Why was the admin man so important? Well, in the 1970s banking and personal privacy were very different. As employees we were treated like small children. For a start it was forbidden to have a bank account at any bank other than the one that employed us. If a male employee wanted to get married under the age of 25 he needed permission. Need a mortgage? Well the bank decided whether the house you wanted to buy was ‘suitable’. You were not allowed to be ‘over-housed’ at the bank’s expense. Co-habit with a partner? No mortgage allowed. Mike was part of the approval chain for any applications.
Need a cheque book? Ask Mike. Under 18? Mike would consider whether you were mature enough to have one. One young lady, whose name was Christine, joined us at the age of about 16. She was a beautiful young woman and, dare I say, not the sharpest knife in the drawer. She was a cashier and therefore an ambassador for the bank. In the full glare of public scrutiny. She was a good cashier and the customers loved her. As did most of the men in the branch. She could not however manage her money and she occasionally did the unthinkable. She overdrew her account. This was strictly forbidden for staff and a disciplinary offence. So Mike had to sort the problem out. In the end he took her cheque book away. I am not sure whose heart was the heavier. After that if Christine wanted to issue a cheque she would go to Mike, he would consider whether the purpose was appropriate, whether she could afford it and then and only then if all tests were passed would he give her a cheque.
Each month we were paid on the 18th and we would receive a bank statement. Well that is not quite true. Mike would receive our statements. He would go through them and examine our in-goings and out-goings. All credits to your account should have been approved. The bank wanted to know where the money came from. He would make sure there were no missing cheques in the run.
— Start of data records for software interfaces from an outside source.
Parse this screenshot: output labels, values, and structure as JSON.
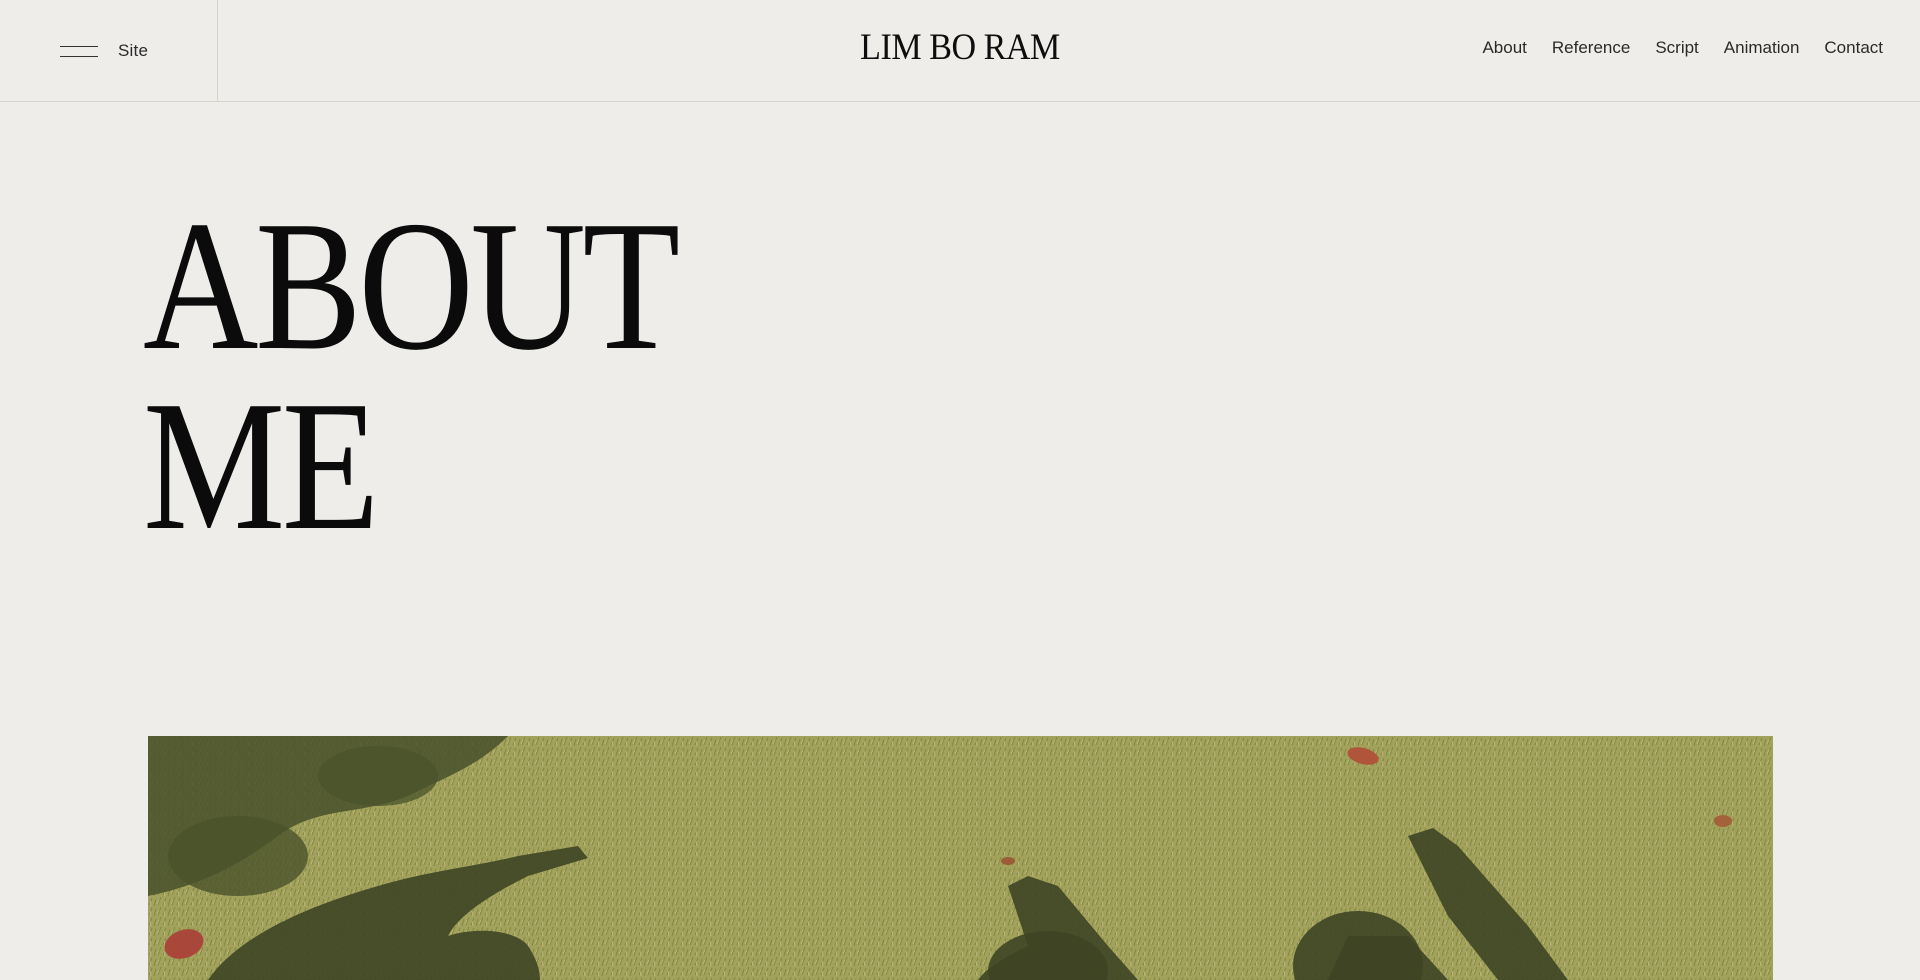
{
  "header": {
    "site_menu": {
      "icon": "hamburger-menu-icon",
      "label": "Site"
    },
    "logo": "LIM BO RAM",
    "nav": [
      {
        "label": "About"
      },
      {
        "label": "Reference"
      },
      {
        "label": "Script"
      },
      {
        "label": "Animation"
      },
      {
        "label": "Contact"
      }
    ]
  },
  "hero": {
    "title_line_1": "ABOUT",
    "title_line_2": "ME"
  },
  "photo": {
    "alt": "shadows of people waving on grass"
  },
  "colors": {
    "background": "#efedea",
    "divider": "#d6d3ce",
    "text": "#1a1a1a",
    "grass": "#9a9a55",
    "shadow": "#3e4523"
  }
}
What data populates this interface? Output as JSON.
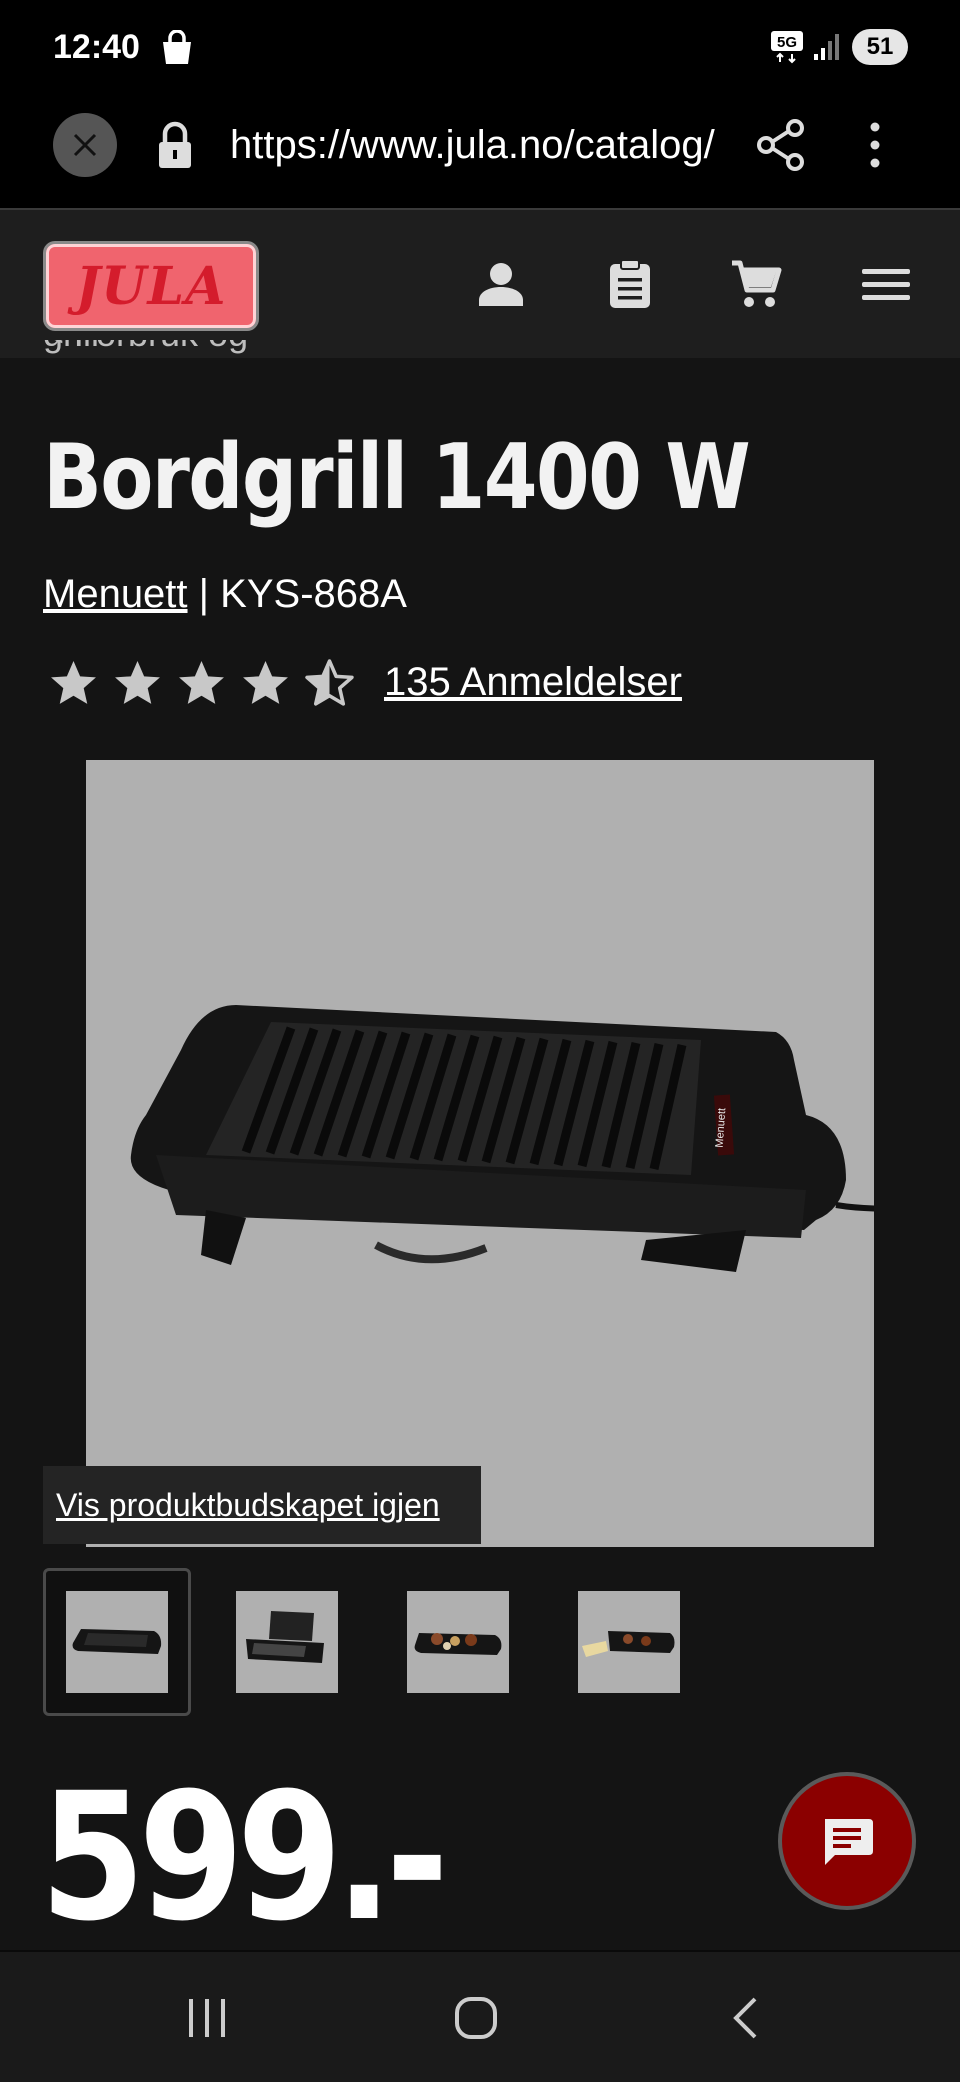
{
  "status_bar": {
    "time": "12:40",
    "network": "5G",
    "battery": "51",
    "icons": [
      "shopping-bag-icon",
      "5g-icon",
      "signal-icon",
      "battery-icon"
    ]
  },
  "browser": {
    "url": "https://www.jula.no/catalog/",
    "icons": [
      "close-icon",
      "lock-icon",
      "share-icon",
      "more-vert-icon"
    ]
  },
  "header": {
    "logo_text": "JULA",
    "icons": [
      "account-icon",
      "shopping-list-icon",
      "cart-icon",
      "menu-icon"
    ]
  },
  "breadcrumb": "< Forbruk og grill",
  "product": {
    "title": "Bordgrill 1400 W",
    "brand": "Menuett",
    "separator": " | ",
    "model": "KYS-868A",
    "rating": 4.5,
    "rating_max": 5,
    "reviews_label": "135 Anmeldelser",
    "image_alt": "Black table grill product photo",
    "image_brand_label": "Menuett",
    "restore_label": "Vis produktbudskapet igjen",
    "thumbnails": [
      "thumb-grill-front",
      "thumb-grill-open",
      "thumb-grill-food",
      "thumb-grill-food-2"
    ],
    "price": "599.-"
  },
  "colors": {
    "background": "#141414",
    "header": "#1e1e1e",
    "logo_red": "#d41c2c",
    "chat_button": "#8b0000",
    "image_bg": "#b0b0b0"
  }
}
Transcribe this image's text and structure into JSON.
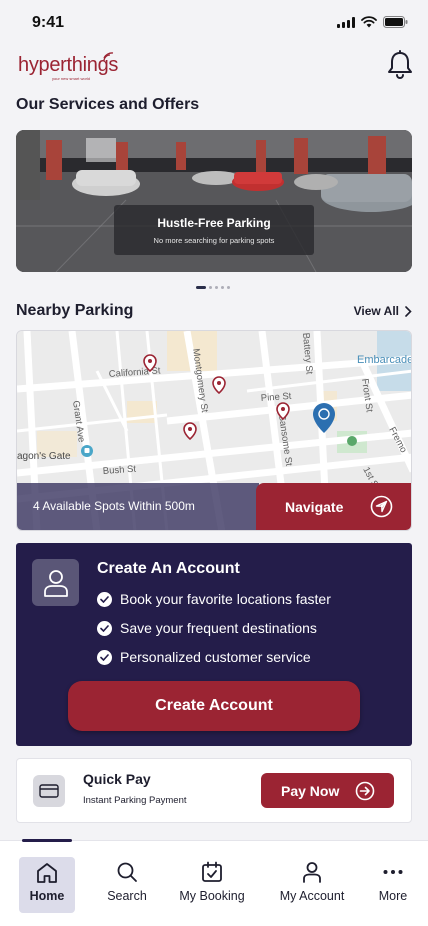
{
  "status_bar": {
    "time": "9:41"
  },
  "header": {
    "logo_text": "hyperthings",
    "logo_tagline": "your new smart world"
  },
  "services": {
    "title": "Our Services and Offers",
    "banner": {
      "title": "Hustle-Free Parking",
      "subtitle": "No more searching for parking spots"
    },
    "carousel_pages": 5,
    "carousel_active_index": 0
  },
  "nearby": {
    "title": "Nearby Parking",
    "view_all": "View All",
    "map_labels": {
      "california": "California St",
      "montgomery": "Montgomery St",
      "battery": "Battery St",
      "embarcadero": "Embarcade",
      "grant": "Grant Ave",
      "pine": "Pine St",
      "front": "Front St",
      "sansome": "Sansome St",
      "gate": "agon's Gate",
      "bush": "Bush St",
      "fremont": "Fremo",
      "first": "1st St"
    },
    "spots_text": "4 Available Spots Within 500m",
    "navigate_label": "Navigate"
  },
  "account": {
    "title": "Create An Account",
    "benefits": [
      "Book your favorite locations faster",
      "Save your frequent destinations",
      "Personalized customer service"
    ],
    "button_label": "Create Account"
  },
  "quick_pay": {
    "title": "Quick Pay",
    "subtitle": "Instant Parking Payment",
    "button_label": "Pay Now"
  },
  "tabs": [
    {
      "label": "Home",
      "icon": "home-icon",
      "active": true
    },
    {
      "label": "Search",
      "icon": "search-icon",
      "active": false
    },
    {
      "label": "My Booking",
      "icon": "calendar-check-icon",
      "active": false
    },
    {
      "label": "My Account",
      "icon": "user-icon",
      "active": false
    },
    {
      "label": "More",
      "icon": "more-dots-icon",
      "active": false
    }
  ],
  "colors": {
    "brand_red": "#9b2433",
    "navy": "#241d4a",
    "background": "#f3f3f6"
  }
}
If there were then you would have to account for them and produce the cancelled or torn up items.
He also dished out the pay slips. My first annual salary was £4069 or £339.08 per month. I don’t recall a bonus.
Mike also kept all the personnel files so woe betide you if you transgressed. He and I had a healthy respect for one another. He was smart enough to know that I was a “special animal”, a graduate trainee and it was his job to make sure I did well in my basic training. I knew he would have a say in when I escaped the treadmill to go and do a real job. I am not sure who breathed the deeper sigh of relief when I was moved after barely 12 months, on to the Chief Manager’s Office in the big city of Portsmouth.
I am sure Mike is long since retired. I hope he is enjoying it. He must be in his 70s now. It was a different era. He was ideal for the times but it does feel strange that people tolerated the prevailing level of intrusion into their personal life. I did consider asking Mrs. Ha for veto rights on her cheque issuance but as she uses plastic I don’t think it would help. Ah yes….. credit cards were also a no-no for younger staff in the 70s. I do believe I had one but of one thing you can be sure, Christine did not. Mike would have seen to that.